Work out how many lines of the listing below include the string "icon", and give that number alone.

□ □ □

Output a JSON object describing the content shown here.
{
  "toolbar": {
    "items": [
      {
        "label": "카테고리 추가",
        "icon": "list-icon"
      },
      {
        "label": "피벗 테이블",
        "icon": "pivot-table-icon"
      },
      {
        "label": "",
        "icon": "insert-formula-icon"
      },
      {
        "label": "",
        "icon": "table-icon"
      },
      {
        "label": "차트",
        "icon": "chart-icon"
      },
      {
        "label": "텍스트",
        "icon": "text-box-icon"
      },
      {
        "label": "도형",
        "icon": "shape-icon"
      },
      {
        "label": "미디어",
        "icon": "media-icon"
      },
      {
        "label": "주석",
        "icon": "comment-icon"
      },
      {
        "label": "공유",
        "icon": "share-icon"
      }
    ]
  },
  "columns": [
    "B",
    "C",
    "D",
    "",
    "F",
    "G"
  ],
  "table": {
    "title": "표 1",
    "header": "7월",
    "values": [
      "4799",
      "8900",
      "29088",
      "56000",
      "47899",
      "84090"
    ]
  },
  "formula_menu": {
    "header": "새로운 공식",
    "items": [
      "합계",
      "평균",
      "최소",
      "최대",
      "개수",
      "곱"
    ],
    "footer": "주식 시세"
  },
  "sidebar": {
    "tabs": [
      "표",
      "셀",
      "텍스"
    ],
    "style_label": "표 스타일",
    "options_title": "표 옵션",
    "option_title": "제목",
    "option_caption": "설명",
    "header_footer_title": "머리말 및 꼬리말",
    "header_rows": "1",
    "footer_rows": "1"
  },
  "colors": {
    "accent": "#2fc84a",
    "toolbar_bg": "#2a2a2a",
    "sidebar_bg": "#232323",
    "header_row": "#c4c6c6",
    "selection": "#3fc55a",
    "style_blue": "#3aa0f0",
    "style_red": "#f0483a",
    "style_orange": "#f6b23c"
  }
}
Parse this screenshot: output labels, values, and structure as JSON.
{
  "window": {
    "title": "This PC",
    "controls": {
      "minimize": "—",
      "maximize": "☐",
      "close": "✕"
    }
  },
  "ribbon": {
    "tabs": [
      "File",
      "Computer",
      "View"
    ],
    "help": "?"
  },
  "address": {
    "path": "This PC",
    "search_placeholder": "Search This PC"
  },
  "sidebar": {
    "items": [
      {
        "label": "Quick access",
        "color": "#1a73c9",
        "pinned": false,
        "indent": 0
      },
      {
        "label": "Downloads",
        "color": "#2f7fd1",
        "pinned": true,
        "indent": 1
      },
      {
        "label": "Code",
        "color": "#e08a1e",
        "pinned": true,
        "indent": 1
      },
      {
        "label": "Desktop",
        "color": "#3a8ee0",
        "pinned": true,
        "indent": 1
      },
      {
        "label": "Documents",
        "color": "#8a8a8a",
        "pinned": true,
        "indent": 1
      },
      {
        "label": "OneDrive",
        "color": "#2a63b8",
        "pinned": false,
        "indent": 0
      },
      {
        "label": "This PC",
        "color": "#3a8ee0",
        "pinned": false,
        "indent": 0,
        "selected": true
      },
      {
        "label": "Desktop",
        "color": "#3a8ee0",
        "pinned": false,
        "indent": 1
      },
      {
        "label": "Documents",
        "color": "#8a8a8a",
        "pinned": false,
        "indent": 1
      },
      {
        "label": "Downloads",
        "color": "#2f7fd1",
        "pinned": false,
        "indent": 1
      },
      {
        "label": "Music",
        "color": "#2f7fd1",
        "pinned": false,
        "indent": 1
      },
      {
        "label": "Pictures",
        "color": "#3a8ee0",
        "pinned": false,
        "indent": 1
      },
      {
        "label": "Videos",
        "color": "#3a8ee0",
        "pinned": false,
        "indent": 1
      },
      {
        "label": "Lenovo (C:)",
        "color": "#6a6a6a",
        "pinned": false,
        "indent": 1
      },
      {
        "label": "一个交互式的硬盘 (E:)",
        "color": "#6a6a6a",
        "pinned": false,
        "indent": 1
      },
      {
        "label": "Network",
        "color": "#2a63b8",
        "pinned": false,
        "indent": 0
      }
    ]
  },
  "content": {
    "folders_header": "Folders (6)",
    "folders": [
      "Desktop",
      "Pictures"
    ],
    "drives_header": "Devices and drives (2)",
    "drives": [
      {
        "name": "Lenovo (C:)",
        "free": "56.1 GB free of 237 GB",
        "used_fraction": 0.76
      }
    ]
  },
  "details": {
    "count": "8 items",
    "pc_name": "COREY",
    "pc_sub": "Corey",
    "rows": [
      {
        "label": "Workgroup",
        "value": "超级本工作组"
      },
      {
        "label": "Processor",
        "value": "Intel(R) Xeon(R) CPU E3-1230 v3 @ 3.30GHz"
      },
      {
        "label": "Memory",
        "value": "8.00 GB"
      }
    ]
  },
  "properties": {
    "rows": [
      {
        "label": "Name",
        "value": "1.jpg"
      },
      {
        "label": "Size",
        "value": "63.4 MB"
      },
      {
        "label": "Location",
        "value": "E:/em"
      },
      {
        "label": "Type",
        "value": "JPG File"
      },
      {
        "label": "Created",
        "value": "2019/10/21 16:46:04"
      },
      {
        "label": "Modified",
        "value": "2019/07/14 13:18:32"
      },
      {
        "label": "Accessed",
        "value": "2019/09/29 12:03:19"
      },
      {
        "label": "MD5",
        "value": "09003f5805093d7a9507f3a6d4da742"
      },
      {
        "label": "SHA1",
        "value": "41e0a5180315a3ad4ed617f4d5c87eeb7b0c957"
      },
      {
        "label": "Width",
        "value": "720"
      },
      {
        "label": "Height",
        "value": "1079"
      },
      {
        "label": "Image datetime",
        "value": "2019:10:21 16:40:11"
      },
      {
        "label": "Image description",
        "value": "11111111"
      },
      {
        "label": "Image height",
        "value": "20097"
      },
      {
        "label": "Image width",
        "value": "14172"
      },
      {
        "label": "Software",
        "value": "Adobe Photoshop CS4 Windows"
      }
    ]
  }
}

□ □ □

▶ _EXERCISE ANSWER_
10